‘tick, tick … BOOM!’ shines at Theatre Three

‘tick, tick … BOOM!’ shines at Theatre Three

By Julianne Mosher

Before there was Rent, playwright Jonathan Larson had a one-man show drafted on several pieces of paper. A semi-autobiographical account of what it is like to be turning 30 and not having it all figured out, Theatre Three’s latest production is a story of friendship, growth and love in the years leading up to a mid-life crisis.

Beautifully directed by Jeffrey Sanzel, tick, tick… BOOM! features just three actors, but all of whom have a combined talent of a full theatrical ensemble. 

Larson, who is famed for creating Rent, tragically died just before the rock opera show’s opening night at age 35. tick, tick… BOOM! is the show Larson created before Rent was even a thought in the young artists’ mind. 

Originally penned in 1990, the initial production for tick, tick… BOOM! was performed by Larson as a solo show, but after his death in 1996, it was revamped by playwright David Auburn as a three-piece ensemble and premiered off-Broadway in 2001. A film adaptation directed by Lin-Manuel Miranda and starring Andrew Garfield as Jon was released by Netflix in 2021. Garfield won an Academy Award for his performance.

Based on Larson’s own life, the show starts off with Jon (Robbie Torres), an aspiring composer, who lives in New York City in 1990. Similar to Larson, he had been trying to make a name for himself in theater since the early 80s and he voices worry that he is turning 30 with no solid future in sight. He lives with his childhood friend, Michael (Jason Furnari), who is a marketing executive — and former actor before he “sold out” — in an apartment in SoHo. Susan (Veronica Fox) is Jon’s girlfriend who is a dancer who “teaches ballet to wealthy and untalented children.”

For years, Jon has been workshopping a musical he wrote called Superbia (which was a real unpublished play written by Larson discovered after his death) and he is nervous about how critics might take it. Susan starts to ask Jon if he’s willing to leave the city as she begins to dream of marriage, kids and Cape Cod. Meanwhile Michael knows Jon needs more stability and helps him snag an interview at his marketing firm.
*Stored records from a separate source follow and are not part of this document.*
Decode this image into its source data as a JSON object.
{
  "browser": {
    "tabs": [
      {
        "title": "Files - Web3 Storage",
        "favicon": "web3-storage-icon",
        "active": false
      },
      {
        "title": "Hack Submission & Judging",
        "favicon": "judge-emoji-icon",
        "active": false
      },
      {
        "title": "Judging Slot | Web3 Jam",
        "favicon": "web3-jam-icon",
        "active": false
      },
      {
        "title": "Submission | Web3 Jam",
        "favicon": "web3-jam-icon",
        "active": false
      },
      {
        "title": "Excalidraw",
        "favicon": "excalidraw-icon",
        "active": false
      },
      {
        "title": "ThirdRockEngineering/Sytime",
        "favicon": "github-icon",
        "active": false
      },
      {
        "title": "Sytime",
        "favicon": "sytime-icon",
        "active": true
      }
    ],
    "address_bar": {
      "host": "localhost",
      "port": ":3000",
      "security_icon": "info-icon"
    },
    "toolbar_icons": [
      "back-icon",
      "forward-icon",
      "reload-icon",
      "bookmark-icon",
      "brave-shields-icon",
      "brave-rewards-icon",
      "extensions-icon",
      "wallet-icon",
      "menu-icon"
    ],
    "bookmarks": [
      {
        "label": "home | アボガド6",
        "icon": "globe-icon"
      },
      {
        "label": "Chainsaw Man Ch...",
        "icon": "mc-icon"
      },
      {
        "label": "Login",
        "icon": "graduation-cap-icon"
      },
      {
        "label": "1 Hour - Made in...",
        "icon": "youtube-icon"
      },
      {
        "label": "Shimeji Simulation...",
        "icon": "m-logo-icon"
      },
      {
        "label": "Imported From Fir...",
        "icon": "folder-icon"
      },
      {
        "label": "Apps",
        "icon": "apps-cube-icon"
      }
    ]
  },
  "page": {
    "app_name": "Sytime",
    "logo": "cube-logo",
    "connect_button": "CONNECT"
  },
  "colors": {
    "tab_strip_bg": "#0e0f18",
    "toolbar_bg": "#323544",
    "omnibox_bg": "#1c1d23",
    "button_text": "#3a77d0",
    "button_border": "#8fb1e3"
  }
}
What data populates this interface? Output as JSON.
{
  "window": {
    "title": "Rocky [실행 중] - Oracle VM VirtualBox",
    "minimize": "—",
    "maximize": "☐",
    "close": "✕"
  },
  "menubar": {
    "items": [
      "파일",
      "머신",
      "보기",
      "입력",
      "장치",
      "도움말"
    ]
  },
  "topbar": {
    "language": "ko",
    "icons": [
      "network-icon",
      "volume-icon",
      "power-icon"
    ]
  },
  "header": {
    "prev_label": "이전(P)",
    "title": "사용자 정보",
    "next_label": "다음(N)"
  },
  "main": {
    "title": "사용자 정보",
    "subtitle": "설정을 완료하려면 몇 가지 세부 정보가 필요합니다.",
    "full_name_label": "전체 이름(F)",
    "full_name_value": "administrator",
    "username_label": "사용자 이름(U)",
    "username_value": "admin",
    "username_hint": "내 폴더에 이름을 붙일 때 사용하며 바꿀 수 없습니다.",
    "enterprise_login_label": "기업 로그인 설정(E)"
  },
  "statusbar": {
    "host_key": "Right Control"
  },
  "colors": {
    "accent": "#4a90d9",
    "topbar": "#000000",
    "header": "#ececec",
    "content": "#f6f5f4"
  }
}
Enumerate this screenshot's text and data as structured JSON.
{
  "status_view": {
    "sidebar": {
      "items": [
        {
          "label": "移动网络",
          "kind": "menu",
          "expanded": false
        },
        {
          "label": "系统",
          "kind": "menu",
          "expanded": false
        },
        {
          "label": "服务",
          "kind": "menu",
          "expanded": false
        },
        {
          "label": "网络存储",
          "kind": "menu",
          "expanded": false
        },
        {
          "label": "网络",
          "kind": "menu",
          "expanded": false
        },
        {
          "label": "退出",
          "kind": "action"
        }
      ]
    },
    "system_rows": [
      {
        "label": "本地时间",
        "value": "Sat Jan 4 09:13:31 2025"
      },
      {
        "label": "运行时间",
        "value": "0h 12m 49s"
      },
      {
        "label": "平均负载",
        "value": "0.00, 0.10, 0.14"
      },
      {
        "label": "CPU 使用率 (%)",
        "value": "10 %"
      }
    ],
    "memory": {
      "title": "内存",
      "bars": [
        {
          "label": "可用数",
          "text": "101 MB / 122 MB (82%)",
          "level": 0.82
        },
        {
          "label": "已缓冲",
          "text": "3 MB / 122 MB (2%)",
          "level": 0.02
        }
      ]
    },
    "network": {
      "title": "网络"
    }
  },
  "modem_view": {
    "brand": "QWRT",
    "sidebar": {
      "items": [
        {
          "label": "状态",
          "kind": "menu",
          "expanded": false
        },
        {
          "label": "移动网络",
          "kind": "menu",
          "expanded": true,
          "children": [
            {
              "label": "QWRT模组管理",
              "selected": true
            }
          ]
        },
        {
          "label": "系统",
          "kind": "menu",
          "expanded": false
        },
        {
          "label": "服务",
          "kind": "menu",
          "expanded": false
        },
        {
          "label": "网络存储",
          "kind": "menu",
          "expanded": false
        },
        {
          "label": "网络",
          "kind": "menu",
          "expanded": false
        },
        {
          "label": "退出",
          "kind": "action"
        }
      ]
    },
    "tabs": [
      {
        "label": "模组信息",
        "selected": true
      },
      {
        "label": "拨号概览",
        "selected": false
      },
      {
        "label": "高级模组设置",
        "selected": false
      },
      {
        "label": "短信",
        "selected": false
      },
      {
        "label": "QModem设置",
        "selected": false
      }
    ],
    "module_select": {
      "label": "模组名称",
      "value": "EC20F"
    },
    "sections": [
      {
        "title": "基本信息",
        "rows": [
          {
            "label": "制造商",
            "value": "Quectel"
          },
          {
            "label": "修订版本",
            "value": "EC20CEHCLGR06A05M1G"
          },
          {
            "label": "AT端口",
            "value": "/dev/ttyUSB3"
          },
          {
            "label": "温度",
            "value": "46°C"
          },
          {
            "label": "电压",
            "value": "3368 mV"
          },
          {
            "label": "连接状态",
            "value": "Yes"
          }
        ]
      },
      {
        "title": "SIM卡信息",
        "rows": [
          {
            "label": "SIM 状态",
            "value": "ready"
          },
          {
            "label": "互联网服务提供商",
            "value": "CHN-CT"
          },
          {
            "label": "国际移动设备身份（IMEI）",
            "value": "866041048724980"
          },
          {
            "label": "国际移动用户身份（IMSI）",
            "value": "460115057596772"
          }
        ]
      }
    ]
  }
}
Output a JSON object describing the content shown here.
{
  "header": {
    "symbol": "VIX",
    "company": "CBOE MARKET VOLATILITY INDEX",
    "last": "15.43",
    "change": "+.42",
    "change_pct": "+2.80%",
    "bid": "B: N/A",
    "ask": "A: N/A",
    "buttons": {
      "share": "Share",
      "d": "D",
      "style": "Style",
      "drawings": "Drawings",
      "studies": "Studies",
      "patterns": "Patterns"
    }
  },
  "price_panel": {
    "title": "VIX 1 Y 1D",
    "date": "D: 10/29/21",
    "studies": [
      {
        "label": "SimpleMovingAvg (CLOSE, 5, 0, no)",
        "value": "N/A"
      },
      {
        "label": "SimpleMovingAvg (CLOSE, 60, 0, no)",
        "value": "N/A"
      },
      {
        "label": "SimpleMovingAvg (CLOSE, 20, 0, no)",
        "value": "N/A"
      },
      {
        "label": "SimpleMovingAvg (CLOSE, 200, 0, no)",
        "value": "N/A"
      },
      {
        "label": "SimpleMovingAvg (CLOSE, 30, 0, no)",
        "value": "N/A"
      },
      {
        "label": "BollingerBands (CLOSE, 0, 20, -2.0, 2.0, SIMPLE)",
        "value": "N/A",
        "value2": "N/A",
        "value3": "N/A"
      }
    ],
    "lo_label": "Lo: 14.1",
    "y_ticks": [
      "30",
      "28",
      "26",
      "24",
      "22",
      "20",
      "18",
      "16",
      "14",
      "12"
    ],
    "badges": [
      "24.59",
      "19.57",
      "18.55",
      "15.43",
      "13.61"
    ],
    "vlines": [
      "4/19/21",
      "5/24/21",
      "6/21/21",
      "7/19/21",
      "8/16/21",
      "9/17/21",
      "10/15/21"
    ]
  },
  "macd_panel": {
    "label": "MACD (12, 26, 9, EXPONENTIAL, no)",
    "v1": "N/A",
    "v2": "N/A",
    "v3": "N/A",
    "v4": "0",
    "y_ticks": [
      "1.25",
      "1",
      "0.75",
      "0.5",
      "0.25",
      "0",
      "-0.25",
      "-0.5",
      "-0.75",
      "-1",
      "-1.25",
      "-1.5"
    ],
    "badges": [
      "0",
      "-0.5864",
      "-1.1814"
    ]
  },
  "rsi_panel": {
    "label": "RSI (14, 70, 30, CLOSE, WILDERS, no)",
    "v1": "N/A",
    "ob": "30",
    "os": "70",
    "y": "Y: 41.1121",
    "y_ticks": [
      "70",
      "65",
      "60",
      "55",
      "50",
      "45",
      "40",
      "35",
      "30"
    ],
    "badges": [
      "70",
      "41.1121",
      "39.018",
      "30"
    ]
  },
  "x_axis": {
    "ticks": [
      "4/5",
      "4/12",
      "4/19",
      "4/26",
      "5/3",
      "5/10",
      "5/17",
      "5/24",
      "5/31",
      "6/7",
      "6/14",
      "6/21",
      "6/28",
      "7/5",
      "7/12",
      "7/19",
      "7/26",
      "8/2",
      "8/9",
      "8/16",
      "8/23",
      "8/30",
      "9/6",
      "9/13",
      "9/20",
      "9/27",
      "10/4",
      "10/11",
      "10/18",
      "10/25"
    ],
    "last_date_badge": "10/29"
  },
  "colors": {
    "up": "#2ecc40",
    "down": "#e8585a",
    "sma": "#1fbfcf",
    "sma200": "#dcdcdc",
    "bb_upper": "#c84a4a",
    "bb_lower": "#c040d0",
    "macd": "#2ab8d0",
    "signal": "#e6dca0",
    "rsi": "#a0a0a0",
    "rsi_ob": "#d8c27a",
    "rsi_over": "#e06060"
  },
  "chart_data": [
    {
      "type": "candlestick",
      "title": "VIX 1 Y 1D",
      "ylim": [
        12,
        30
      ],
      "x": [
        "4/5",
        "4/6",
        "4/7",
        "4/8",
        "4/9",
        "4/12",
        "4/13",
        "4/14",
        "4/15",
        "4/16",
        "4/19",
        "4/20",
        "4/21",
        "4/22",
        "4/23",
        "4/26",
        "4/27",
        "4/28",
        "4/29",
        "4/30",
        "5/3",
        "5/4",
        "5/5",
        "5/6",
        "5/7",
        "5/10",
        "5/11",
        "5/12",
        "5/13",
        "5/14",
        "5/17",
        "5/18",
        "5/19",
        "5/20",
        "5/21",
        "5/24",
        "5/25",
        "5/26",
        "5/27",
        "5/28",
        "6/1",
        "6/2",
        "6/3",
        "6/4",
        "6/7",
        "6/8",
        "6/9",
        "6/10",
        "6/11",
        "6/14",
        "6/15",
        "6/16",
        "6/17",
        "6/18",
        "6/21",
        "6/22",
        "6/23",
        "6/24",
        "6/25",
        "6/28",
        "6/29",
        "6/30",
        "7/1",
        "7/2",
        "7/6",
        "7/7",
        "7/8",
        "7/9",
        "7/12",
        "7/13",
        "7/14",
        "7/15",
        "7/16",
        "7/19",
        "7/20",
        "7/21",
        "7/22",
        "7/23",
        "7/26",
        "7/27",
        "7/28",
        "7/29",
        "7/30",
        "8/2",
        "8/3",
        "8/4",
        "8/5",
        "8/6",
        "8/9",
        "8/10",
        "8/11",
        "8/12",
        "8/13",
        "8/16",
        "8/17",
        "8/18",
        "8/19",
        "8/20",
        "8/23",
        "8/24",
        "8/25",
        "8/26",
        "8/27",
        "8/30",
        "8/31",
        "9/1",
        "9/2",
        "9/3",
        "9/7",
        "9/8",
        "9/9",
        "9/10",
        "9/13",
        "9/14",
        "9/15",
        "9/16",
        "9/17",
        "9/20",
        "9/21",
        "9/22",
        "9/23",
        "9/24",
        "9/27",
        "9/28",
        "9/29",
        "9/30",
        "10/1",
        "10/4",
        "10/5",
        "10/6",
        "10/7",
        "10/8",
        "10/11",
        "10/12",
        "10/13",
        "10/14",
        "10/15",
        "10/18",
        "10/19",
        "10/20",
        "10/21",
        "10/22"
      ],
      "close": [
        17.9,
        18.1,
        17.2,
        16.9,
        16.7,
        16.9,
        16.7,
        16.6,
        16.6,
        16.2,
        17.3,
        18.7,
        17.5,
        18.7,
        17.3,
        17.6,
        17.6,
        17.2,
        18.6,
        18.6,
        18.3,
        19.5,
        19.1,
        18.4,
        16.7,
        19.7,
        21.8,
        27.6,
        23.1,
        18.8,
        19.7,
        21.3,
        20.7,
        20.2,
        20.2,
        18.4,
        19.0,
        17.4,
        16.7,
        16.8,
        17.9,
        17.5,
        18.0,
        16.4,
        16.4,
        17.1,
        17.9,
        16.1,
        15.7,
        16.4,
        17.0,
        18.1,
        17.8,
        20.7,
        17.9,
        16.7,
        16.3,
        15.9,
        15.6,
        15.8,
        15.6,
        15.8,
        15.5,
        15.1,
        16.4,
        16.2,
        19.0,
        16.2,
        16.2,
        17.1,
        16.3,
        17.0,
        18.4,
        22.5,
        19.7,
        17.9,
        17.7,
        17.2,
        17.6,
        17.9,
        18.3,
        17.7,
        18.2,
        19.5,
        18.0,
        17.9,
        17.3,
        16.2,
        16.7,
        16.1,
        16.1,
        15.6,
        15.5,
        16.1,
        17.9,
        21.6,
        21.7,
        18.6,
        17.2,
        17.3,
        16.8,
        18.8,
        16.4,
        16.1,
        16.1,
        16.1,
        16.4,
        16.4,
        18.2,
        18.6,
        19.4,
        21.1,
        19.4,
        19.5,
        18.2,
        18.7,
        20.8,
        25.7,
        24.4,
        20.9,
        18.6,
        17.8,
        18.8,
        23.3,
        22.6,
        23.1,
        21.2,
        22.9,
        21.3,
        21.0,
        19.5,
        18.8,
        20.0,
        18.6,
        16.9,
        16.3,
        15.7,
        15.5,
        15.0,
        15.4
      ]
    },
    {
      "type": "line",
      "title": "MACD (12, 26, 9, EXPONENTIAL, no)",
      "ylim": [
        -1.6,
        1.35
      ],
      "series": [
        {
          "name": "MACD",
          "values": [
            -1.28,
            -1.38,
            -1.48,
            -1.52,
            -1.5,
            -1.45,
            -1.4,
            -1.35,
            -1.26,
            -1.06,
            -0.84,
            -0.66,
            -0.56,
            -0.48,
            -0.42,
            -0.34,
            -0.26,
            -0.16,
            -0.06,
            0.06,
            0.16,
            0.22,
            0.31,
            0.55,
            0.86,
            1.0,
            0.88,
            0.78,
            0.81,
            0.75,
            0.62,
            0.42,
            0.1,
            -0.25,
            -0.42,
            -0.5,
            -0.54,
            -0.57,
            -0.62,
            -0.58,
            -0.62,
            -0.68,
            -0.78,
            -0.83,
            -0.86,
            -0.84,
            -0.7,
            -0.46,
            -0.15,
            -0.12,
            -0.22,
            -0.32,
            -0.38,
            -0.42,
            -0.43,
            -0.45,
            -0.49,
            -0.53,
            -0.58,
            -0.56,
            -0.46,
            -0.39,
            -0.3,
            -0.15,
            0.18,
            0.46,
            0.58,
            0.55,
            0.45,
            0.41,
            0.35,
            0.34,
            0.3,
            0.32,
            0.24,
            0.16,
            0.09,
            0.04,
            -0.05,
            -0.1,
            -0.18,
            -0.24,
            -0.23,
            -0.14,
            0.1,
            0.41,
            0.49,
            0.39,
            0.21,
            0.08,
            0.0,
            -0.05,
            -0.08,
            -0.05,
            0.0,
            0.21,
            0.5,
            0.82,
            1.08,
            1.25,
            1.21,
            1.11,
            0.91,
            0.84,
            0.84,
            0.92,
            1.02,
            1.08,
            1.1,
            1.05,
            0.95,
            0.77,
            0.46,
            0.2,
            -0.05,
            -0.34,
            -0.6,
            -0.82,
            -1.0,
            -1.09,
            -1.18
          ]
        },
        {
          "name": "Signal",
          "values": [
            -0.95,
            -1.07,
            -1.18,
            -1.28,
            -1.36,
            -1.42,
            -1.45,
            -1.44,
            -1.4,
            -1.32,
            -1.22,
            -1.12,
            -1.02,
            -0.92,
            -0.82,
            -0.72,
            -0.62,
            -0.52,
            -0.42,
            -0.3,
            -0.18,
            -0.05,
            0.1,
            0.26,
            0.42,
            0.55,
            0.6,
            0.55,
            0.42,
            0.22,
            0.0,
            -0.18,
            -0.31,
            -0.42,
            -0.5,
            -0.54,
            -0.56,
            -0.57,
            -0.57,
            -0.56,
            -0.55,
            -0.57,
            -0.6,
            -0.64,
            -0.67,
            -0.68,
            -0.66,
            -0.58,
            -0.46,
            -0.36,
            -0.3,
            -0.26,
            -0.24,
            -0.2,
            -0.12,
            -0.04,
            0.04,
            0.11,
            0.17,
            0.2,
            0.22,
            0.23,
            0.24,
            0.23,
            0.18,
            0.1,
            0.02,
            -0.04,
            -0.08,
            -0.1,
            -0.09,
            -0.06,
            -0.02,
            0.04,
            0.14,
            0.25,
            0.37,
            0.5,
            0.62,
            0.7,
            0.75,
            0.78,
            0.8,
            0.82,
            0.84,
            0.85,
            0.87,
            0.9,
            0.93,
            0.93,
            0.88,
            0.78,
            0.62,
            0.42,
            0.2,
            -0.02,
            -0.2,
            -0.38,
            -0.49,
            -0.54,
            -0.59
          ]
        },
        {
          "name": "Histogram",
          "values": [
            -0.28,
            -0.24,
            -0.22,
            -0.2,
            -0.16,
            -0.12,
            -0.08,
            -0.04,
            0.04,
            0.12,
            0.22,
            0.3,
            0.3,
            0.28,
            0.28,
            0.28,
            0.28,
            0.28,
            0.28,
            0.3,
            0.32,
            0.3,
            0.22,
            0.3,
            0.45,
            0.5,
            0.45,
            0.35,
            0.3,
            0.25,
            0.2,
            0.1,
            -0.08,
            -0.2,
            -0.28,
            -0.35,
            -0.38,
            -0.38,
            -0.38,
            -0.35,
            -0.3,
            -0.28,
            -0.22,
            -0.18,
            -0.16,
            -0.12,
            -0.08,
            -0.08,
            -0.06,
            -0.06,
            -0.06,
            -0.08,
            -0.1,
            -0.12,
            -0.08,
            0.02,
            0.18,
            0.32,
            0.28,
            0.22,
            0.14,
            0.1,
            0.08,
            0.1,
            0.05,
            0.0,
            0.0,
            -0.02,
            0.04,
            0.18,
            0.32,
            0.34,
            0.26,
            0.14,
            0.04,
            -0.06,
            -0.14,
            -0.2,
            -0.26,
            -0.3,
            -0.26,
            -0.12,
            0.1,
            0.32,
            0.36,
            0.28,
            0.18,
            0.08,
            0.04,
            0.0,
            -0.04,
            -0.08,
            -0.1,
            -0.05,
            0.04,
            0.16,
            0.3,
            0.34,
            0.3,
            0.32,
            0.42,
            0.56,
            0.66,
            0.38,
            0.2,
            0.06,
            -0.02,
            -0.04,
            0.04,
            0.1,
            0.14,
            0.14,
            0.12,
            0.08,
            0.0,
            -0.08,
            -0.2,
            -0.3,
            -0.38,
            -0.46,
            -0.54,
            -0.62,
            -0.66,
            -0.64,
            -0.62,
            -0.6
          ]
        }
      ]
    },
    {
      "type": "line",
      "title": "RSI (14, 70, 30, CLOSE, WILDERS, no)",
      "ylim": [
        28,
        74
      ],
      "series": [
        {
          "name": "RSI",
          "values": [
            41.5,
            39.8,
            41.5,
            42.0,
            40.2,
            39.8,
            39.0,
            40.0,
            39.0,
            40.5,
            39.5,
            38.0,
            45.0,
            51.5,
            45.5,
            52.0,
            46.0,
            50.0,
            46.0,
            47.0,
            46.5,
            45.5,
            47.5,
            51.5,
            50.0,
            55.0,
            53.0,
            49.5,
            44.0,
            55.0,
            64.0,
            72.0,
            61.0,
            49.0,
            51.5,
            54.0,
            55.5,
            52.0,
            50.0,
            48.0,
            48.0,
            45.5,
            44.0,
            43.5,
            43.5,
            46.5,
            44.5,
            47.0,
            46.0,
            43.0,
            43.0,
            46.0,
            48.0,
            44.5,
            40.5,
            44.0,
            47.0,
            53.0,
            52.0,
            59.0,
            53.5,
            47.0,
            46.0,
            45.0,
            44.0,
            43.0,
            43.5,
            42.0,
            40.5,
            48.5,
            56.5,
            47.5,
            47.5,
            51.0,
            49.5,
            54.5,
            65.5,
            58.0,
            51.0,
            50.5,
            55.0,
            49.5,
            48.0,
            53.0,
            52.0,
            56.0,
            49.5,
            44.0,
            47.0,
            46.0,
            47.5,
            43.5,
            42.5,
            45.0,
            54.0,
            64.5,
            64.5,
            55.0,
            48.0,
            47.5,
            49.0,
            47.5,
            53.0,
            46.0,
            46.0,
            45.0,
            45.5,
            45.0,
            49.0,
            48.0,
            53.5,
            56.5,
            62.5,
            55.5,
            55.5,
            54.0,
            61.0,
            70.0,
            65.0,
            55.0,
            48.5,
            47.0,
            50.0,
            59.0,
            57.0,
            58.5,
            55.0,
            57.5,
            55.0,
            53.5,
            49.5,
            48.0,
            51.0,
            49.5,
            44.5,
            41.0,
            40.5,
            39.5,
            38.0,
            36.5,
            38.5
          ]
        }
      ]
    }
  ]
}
We see Jon’s day-to-day working at the Moondance Diner, catering to annoying tourists and customers as he just tries to finish his shift so he can go back home and continue writing.

Throughout the show, we begin to see the changes in his friends lives while Jon continues to feel stagnant as his 30th birthday nears closer and closer. The anxiety he feels penetrates in his chest and mind going “tick, tick… BOOM!.”

In typical Larson fashion, the set, designed by Randall Parsons, is minimal, but shows the grungy aesthetic that these starving artists were living in during the early 1990s. The cast is able to add furniture in certain scenes to give the appearance of different settings, and as a special treat, the band, which at Theatre Three is typically set off to the side, sits on stage with the cast and is part of the show. 

But what stands out the most are the performances of Torres, Furnari and Fox who work together in such harmony that you’d think the parts they are playing are real life. 

A music-heavy show with no intermission, Torres, Furnari and Fox do an excellent job of memorizing the words of Larson whose lyrics tend to be fast-paced and thought-provoking. A hit number of the night that had the audience applauding was “Therapy,” which features Fox and Torres “arguing” as a couple with two separate choruses intertwined together in a fast-paced rhythm. 

During the show’s opening night, the entire audience gave the cast a standing ovation which will undoubtedly happen again and again for all the upcoming shows. Don’t miss this one.

Theatre Three, 412 Main St., Port Jefferson presents tick, tick… BOOM! through March 16. Tickets are $40 adults, $32 seniors and students, $25 children (ages 5 to 12) and Wednesday matinees. The Mainstage season continues with Murder on the Orient Express from April 6 to May 4, and The Producers from May 18 to June 22. To order, call 631-928-9100 or visit www.theatrethree.com.